The narrowing down might be done on the samples side. We can find a version of the phenomenon discussed in Goodman (1968). His example is a tailor’s book of swatches (52–54). The swatches are examples or samples of color and weave but not shape. Hence, they represent color and weave, but not shape. Further, on Goodman’s account, this determinacy is due to the fact that such swatches are symbols, and as such they depend on a symbol system. Presumably, if someone picks up one of Goodman’s swatches and remarks that this is a perfect example of the shape of the normal swatch, Goodman need not say the speaker is wrong.
One thing samples and examples can enable one to do is to convey information which one cannot at the time articulate. Thus, one may not be able to describe the difference between American applause and British clapping, but it is very easy to display. There may also be a difference in how information is processed. It is very difficult to learn complicated movements from a series of descriptions, but relatively easy to learn Tai Chi by watching someone. We now know that our brains do something very like translate visual signals into motor ones when we watch people perform.
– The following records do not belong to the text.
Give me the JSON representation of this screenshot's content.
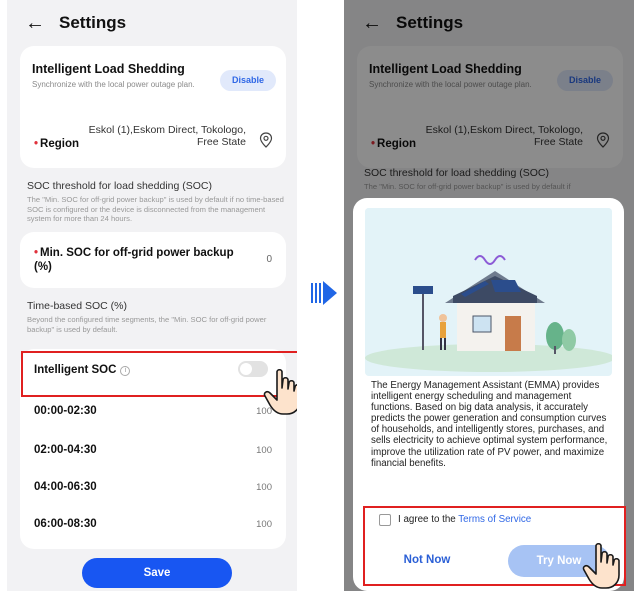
{
  "header": {
    "title": "Settings"
  },
  "load_shedding": {
    "title": "Intelligent Load Shedding",
    "subtitle": "Synchronize with the local power outage plan.",
    "disable_label": "Disable",
    "region_label": "Region",
    "region_value": "Eskol (1),Eskom Direct, Tokologo, Free State"
  },
  "soc_threshold": {
    "title": "SOC threshold for load shedding (SOC)",
    "description": "The \"Min. SOC for off-grid power backup\" is used by default if no time-based SOC is configured or the device is disconnected from the management system for more than 24 hours.",
    "description_short": "The \"Min. SOC for off-grid power backup\" is used by default if",
    "min_soc_label": "Min. SOC for off-grid power backup (%)",
    "min_soc_value": "0"
  },
  "time_based": {
    "title": "Time-based SOC (%)",
    "description": "Beyond the configured time segments, the \"Min. SOC for off-grid power backup\" is used by default."
  },
  "intelligent_soc": {
    "label": "Intelligent SOC",
    "enabled": false
  },
  "time_segments": [
    {
      "time": "00:00-02:30",
      "value": "100"
    },
    {
      "time": "02:00-04:30",
      "value": "100"
    },
    {
      "time": "04:00-06:30",
      "value": "100"
    },
    {
      "time": "06:00-08:30",
      "value": "100"
    }
  ],
  "save_label": "Save",
  "dialog": {
    "text": "The Energy Management Assistant (EMMA) provides intelligent energy scheduling and management functions. Based on big data analysis, it accurately predicts the power generation and consumption curves of households, and intelligently stores, purchases, and sells electricity to achieve optimal system performance, improve the utilization rate of PV power, and maximize financial benefits.",
    "agree_prefix": "I agree to the ",
    "terms_link": "Terms of Service",
    "not_now": "Not Now",
    "try_now": "Try Now"
  },
  "colors": {
    "accent": "#1856f2",
    "highlight": "#e02020",
    "required": "#e0323c"
  }
}
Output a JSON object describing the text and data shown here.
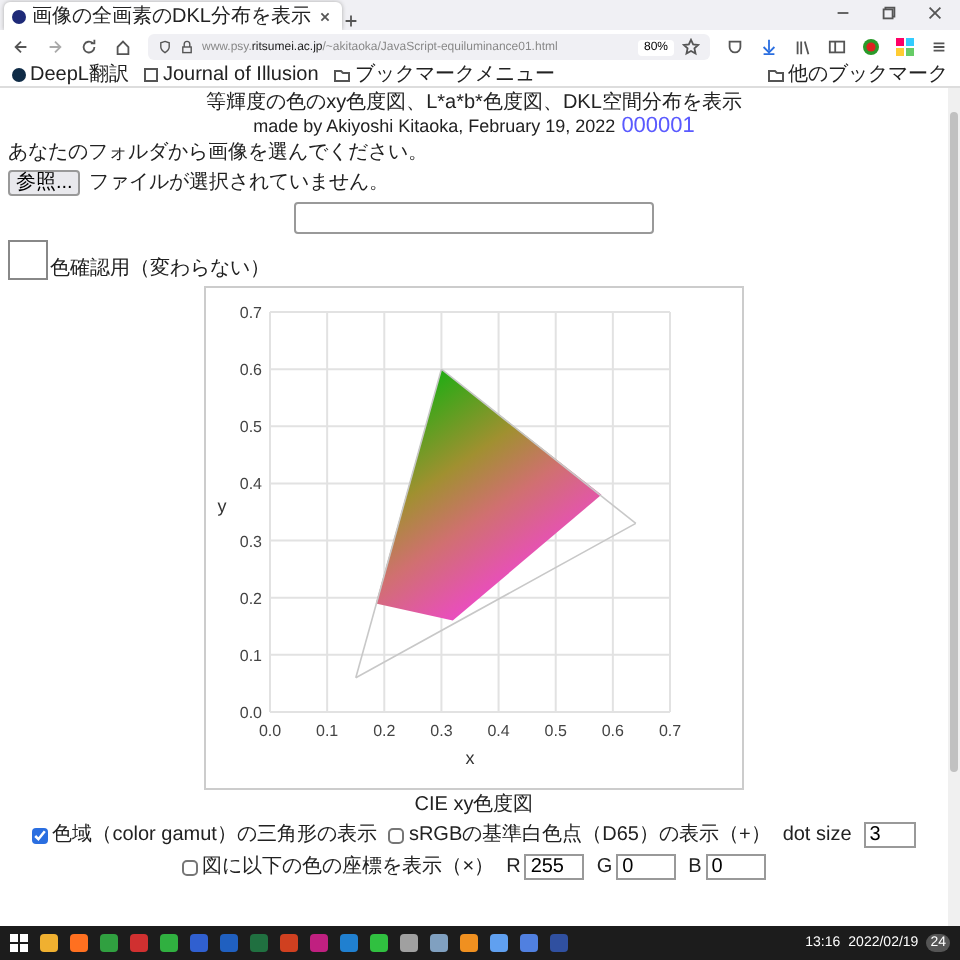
{
  "browser": {
    "tab_title": "画像の全画素のDKL分布を表示",
    "url": {
      "prefix": "www.psy.",
      "domain": "ritsumei.ac.jp",
      "path": "/~akitaoka/JavaScript-equiluminance01.html"
    },
    "zoom": "80%",
    "bookmarks": [
      {
        "label": "DeepL翻訳",
        "kind": "site"
      },
      {
        "label": "Journal of Illusion",
        "kind": "pdf"
      },
      {
        "label": "ブックマークメニュー",
        "kind": "folder"
      }
    ],
    "other_bookmarks": "他のブックマーク"
  },
  "page": {
    "header": "等輝度の色のxy色度図、L*a*b*色度図、DKL空間分布を表示",
    "credit": "made by Akiyoshi Kitaoka, February 19, 2022",
    "counter": "000001",
    "file_prompt": "あなたのフォルダから画像を選んでください。",
    "file_button": "参照...",
    "file_status": "ファイルが選択されていません。",
    "swatch_label": "色確認用（変わらない）",
    "chart_data": {
      "type": "line",
      "xlabel": "x",
      "ylabel": "y",
      "x": [
        0.15,
        0.185,
        0.3,
        0.58,
        0.32,
        0.64,
        0.185
      ],
      "grid": true,
      "series": [
        {
          "type": "area",
          "values": [
            null,
            0.19,
            0.6,
            0.38,
            0.16,
            null,
            0.19
          ]
        },
        {
          "type": "line",
          "color": "#c8c8c8",
          "values": [
            0.06,
            null,
            0.6,
            null,
            null,
            null,
            null
          ]
        },
        {
          "type": "line",
          "color": "#c8c8c8",
          "values": [
            null,
            null,
            0.6,
            null,
            null,
            0.33,
            null
          ]
        },
        {
          "type": "line",
          "color": "#c8c8c8",
          "values": [
            0.06,
            null,
            null,
            null,
            null,
            0.33,
            null
          ]
        }
      ],
      "xlim": [
        0,
        0.7
      ],
      "ylim": [
        0,
        0.7
      ],
      "xticks": [
        {
          "value": 0,
          "label": "0.0"
        },
        0.1,
        0.2,
        0.3,
        0.4,
        0.5,
        0.6,
        0.7
      ],
      "yticks": [
        {
          "value": 0,
          "label": "0.0"
        },
        0.1,
        0.2,
        0.3,
        0.4,
        0.5,
        0.6,
        0.7
      ]
    },
    "chart_caption": "CIE xy色度図",
    "options": [
      {
        "label": "色域（color gamut）の三角形の表示",
        "checked": true
      },
      {
        "label": "sRGBの基準白色点（D65）の表示（+）",
        "checked": false
      }
    ],
    "dot_size": {
      "label": "dot size",
      "value": "3"
    },
    "coord_option": {
      "label": "図に以下の色の座標を表示（×）",
      "checked": false
    },
    "rgb": [
      {
        "label": "R",
        "value": "255"
      },
      {
        "label": "G",
        "value": "0"
      },
      {
        "label": "B",
        "value": "0"
      }
    ]
  },
  "taskbar": {
    "time": "13:16",
    "date": "2022/02/19",
    "notifications": "24"
  }
}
But I think this would be a mistake, since the Aristotelian conception captures one of two very different ways of communicating, while the current philosophical conception of representation targets the other, as we have seen. That is, there are two different ways of telling someone what color one desires for a wall, the way a tai chi movement is performed, how the French ‘r’ sounds and so on. One way is by describing it in sentences that have content and aboutness. The other way is to provide an instance or a sample of it, and thus displaying it.